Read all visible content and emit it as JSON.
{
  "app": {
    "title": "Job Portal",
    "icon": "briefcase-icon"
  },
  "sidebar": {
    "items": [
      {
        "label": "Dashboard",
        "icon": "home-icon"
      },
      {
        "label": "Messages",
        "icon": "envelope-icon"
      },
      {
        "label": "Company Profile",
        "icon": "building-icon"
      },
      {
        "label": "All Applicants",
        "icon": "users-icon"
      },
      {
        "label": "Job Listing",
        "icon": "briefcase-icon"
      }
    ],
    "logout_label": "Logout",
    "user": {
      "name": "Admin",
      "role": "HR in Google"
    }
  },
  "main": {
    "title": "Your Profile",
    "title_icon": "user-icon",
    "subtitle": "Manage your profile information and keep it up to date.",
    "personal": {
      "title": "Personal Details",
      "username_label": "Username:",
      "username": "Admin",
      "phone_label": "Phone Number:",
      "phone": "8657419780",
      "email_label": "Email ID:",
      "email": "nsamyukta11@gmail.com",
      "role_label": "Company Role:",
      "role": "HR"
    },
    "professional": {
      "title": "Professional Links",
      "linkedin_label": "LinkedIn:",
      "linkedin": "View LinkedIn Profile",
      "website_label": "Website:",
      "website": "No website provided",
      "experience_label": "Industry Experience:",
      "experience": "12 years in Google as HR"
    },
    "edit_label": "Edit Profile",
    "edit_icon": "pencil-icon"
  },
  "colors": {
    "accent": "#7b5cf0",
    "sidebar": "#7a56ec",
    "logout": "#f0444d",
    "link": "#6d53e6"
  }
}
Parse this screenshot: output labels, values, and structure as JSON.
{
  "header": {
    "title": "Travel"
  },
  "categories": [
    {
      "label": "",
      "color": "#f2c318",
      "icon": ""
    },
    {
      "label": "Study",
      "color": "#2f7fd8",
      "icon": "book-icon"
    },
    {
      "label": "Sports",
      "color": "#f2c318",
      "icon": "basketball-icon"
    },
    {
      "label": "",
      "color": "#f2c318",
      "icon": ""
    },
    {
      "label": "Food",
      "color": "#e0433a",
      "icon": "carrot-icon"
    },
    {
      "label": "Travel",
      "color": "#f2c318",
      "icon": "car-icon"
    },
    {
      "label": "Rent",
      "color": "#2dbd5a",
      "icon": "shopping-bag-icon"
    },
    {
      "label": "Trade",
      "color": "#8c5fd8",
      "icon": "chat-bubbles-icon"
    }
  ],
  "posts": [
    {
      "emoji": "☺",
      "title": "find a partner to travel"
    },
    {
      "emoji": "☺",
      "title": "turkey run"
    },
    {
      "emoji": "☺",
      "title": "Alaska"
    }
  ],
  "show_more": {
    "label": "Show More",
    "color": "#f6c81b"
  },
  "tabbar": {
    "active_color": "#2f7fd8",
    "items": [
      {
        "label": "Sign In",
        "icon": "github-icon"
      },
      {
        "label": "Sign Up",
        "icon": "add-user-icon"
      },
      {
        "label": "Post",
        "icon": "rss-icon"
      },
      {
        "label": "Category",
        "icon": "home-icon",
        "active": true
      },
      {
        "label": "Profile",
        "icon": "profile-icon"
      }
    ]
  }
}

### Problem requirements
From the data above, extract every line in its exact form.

### Response below
Read all visible content and emit it as JSON.
{
  "app": {
    "title": "Job Portal",
    "icon": "briefcase-icon"
  },
  "sidebar": {
    "items": [
      {
        "label": "Dashboard",
        "icon": "home-icon"
      },
      {
        "label": "Messages",
        "icon": "envelope-icon"
      },
      {
        "label": "Company Profile",
        "icon": "building-icon"
      },
      {
        "label": "All Applicants",
        "icon": "users-icon"
      },
      {
        "label": "Job Listing",
        "icon": "briefcase-icon"
      }
    ],
    "logout_label": "Logout",
    "user": {
      "name": "Admin",
      "role": "HR in Google"
    }
  },
  "main": {
    "title": "Your Profile",
    "title_icon": "user-icon",
    "subtitle": "Manage your profile information and keep it up to date.",
    "personal": {
      "title": "Personal Details",
      "username_label": "Username:",
      "username": "Admin",
      "phone_label": "Phone Number:",
      "phone": "8657419780",
      "email_label": "Email ID:",
      "email": "nsamyukta11@gmail.com",
      "role_label": "Company Role:",
      "role": "HR"
    },
    "professional": {
      "title": "Professional Links",
      "linkedin_label": "LinkedIn:",
      "linkedin": "View LinkedIn Profile",
      "website_label": "Website:",
      "website": "No website provided",
      "experience_label": "Industry Experience:",
      "experience": "12 years in Google as HR"
    },
    "edit_label": "Edit Profile",
    "edit_icon": "pencil-icon"
  },
  "colors": {
    "accent": "#7b5cf0",
    "sidebar": "#7a56ec",
    "logout": "#f0444d",
    "link": "#6d53e6"
  }
}
Parse this screenshot: output labels, values, and structure as JSON.
{
  "header": {
    "title": "Travel"
  },
  "categories": [
    {
      "label": "",
      "color": "#f2c318",
      "icon": ""
    },
    {
      "label": "Study",
      "color": "#2f7fd8",
      "icon": "book-icon"
    },
    {
      "label": "Sports",
      "color": "#f2c318",
      "icon": "basketball-icon"
    },
    {
      "label": "",
      "color": "#f2c318",
      "icon": ""
    },
    {
      "label": "Food",
      "color": "#e0433a",
      "icon": "carrot-icon"
    },
    {
      "label": "Travel",
      "color": "#f2c318",
      "icon": "car-icon"
    },
    {
      "label": "Rent",
      "color": "#2dbd5a",
      "icon": "shopping-bag-icon"
    },
    {
      "label": "Trade",
      "color": "#8c5fd8",
      "icon": "chat-bubbles-icon"
    }
  ],
  "posts": [
    {
      "emoji": "☺",
      "title": "find a partner to travel"
    },
    {
      "emoji": "☺",
      "title": "turkey run"
    },
    {
      "emoji": "☺",
      "title": "Alaska"
    }
  ],
  "show_more": {
    "label": "Show More",
    "color": "#f6c81b"
  },
  "tabbar": {
    "active_color": "#2f7fd8",
    "items": [
      {
        "label": "Sign In",
        "icon": "github-icon"
      },
      {
        "label": "Sign Up",
        "icon": "add-user-icon"
      },
      {
        "label": "Post",
        "icon": "rss-icon"
      },
      {
        "label": "Category",
        "icon": "home-icon",
        "active": true
      },
      {
        "label": "Profile",
        "icon": "profile-icon"
      }
    ]
  }
}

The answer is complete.